Russian reverse engineers Skype; uploads source to public

Saturday, June 11, 2011

Skype logo.

A Russian programming researcher Efim Bushmanov uploaded the Skype source on Blogspot, Torrent, and Github last Tuesday. Bushmanov said that his release engineering work is "not finished," and stated that the purpose of its release is "community involvement."

Bushmanov said that his motivation was a story in the Wall Street Journal which described possible eavesdropping on Skype by governmental agencies. The upload to public would allow people to participate with further work on the reverse engineering which is not yet finished.

Skype responded by a promise to support security of the Skype users and to investigate and prevent the attacks this can cause: "This unauthorized use of our application for malicious activities like spamming/phishing infringes on Skype's intellectual property. We are taking all necessary steps to prevent/defeat nefarious attempts to subvert Skype's experience. Skype takes its users' safety and security seriously and we work tirelessly to ensure each individual has the best possible experience."

Some public said that Microsoft is to blame for the lack of stability of Skype since its acquisition plans were announced in the beginning of May. However, Microsoft has no operational control over Skype servers yet.

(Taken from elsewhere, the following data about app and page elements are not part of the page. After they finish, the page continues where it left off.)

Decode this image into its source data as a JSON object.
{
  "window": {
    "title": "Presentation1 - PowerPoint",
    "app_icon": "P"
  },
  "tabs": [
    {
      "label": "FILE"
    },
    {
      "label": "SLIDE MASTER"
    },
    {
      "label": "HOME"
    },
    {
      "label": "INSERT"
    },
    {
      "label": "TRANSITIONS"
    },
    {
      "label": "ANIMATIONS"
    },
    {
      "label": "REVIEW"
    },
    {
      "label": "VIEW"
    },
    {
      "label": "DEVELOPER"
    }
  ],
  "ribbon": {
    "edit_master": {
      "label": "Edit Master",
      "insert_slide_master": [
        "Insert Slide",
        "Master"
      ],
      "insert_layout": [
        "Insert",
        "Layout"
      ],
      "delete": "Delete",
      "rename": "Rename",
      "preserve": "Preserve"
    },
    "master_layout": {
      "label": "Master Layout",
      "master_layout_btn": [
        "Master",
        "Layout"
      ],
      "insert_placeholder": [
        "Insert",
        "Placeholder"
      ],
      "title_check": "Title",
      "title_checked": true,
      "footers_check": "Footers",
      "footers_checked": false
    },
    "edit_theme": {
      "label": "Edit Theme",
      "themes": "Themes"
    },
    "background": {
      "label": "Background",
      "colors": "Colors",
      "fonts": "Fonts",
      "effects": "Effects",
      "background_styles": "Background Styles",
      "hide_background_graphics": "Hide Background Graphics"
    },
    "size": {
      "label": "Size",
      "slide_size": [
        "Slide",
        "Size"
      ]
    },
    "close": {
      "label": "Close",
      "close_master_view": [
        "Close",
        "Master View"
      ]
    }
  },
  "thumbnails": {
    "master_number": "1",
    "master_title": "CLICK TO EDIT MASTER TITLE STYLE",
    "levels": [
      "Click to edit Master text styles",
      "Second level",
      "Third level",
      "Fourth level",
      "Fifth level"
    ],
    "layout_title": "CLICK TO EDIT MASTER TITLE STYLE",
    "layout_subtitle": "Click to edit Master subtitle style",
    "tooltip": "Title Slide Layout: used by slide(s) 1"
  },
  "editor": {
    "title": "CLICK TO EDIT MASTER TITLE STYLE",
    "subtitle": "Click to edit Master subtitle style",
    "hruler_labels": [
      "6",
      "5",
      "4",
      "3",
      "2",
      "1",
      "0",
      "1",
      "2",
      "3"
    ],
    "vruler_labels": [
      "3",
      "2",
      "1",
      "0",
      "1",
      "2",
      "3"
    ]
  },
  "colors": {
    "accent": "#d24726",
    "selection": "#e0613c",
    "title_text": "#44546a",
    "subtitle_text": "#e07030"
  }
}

The acquisition is planned to be finished by the end of 2011. Microsoft's response included a note that despite that they have some Windows code shared with Russian government, they would fear to share Skype code, and make strong attempts to keep it unavailable to third parties.

Information Week magazine commented that the release can be legal if no part of the work involves copying the original code from Skype servers.

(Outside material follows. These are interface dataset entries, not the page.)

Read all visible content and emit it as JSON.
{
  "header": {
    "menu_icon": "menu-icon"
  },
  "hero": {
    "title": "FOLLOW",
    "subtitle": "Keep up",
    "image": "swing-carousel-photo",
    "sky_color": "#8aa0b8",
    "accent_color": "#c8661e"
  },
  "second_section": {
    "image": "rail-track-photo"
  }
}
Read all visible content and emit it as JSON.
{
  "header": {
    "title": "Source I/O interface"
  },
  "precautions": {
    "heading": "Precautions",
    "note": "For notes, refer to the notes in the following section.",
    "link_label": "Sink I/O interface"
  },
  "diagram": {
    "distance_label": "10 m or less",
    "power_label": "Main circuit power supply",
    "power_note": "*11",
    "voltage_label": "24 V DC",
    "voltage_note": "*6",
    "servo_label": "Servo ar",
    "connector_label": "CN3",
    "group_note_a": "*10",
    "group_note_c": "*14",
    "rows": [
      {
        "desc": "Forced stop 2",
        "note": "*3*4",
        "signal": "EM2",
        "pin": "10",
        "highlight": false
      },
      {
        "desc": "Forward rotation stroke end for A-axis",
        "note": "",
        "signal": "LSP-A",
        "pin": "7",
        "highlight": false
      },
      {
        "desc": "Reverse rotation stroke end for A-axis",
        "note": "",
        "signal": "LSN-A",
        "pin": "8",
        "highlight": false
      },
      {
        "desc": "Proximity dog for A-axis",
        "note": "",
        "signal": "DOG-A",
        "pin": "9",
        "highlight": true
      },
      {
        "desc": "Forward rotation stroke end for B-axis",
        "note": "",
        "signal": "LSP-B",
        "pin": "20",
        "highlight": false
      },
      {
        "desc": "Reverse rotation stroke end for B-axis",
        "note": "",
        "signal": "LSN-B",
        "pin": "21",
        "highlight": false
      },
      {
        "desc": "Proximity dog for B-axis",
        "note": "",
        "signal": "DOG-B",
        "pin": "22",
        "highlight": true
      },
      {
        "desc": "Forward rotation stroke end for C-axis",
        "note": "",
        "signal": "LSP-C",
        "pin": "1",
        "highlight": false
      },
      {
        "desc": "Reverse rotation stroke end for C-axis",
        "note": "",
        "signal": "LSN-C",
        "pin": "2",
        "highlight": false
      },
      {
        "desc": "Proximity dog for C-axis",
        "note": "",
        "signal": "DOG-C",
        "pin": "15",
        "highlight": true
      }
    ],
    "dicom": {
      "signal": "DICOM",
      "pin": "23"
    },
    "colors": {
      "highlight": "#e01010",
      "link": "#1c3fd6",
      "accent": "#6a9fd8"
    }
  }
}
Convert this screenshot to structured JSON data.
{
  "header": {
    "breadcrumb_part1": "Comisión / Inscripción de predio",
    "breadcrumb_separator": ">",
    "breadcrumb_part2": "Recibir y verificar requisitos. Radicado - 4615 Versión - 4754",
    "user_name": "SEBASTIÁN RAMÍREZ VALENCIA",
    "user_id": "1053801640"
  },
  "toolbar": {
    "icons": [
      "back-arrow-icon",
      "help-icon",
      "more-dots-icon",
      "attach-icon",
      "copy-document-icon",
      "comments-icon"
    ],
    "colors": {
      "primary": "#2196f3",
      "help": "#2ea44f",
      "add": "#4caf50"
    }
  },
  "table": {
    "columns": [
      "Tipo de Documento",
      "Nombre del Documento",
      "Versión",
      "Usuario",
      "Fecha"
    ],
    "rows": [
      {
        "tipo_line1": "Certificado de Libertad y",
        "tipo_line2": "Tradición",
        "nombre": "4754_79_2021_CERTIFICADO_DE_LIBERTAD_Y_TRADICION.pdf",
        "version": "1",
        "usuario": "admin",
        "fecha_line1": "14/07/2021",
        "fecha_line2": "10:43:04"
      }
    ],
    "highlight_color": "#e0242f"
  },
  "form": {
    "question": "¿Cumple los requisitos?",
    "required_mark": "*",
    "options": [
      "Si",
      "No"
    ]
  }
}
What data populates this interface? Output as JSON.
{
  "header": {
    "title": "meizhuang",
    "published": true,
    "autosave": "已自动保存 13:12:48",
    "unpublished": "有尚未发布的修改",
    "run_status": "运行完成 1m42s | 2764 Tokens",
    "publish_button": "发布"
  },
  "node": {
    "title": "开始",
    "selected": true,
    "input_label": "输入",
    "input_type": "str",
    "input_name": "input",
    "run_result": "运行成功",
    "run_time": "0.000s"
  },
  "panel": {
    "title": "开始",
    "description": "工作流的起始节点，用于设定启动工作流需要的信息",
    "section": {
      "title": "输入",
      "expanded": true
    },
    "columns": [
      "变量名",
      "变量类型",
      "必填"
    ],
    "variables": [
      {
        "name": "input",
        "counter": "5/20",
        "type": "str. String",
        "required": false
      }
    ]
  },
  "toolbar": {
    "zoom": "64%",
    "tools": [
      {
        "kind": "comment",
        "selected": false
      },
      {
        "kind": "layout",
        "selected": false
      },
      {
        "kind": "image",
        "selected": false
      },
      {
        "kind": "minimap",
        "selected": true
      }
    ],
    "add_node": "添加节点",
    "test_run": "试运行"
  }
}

Paul Ducklin, head of technology for security company Sophos, noted the presence of IDA Pro (Interactive Disassembler) files in the downloads published by Bushmanov, indicating that his reverse engineering had not been conducted in a "clean room" fashion. The project included shared files which were enough for the tech company Hex-Rays to verify that the version of IDA Pro used was pirated.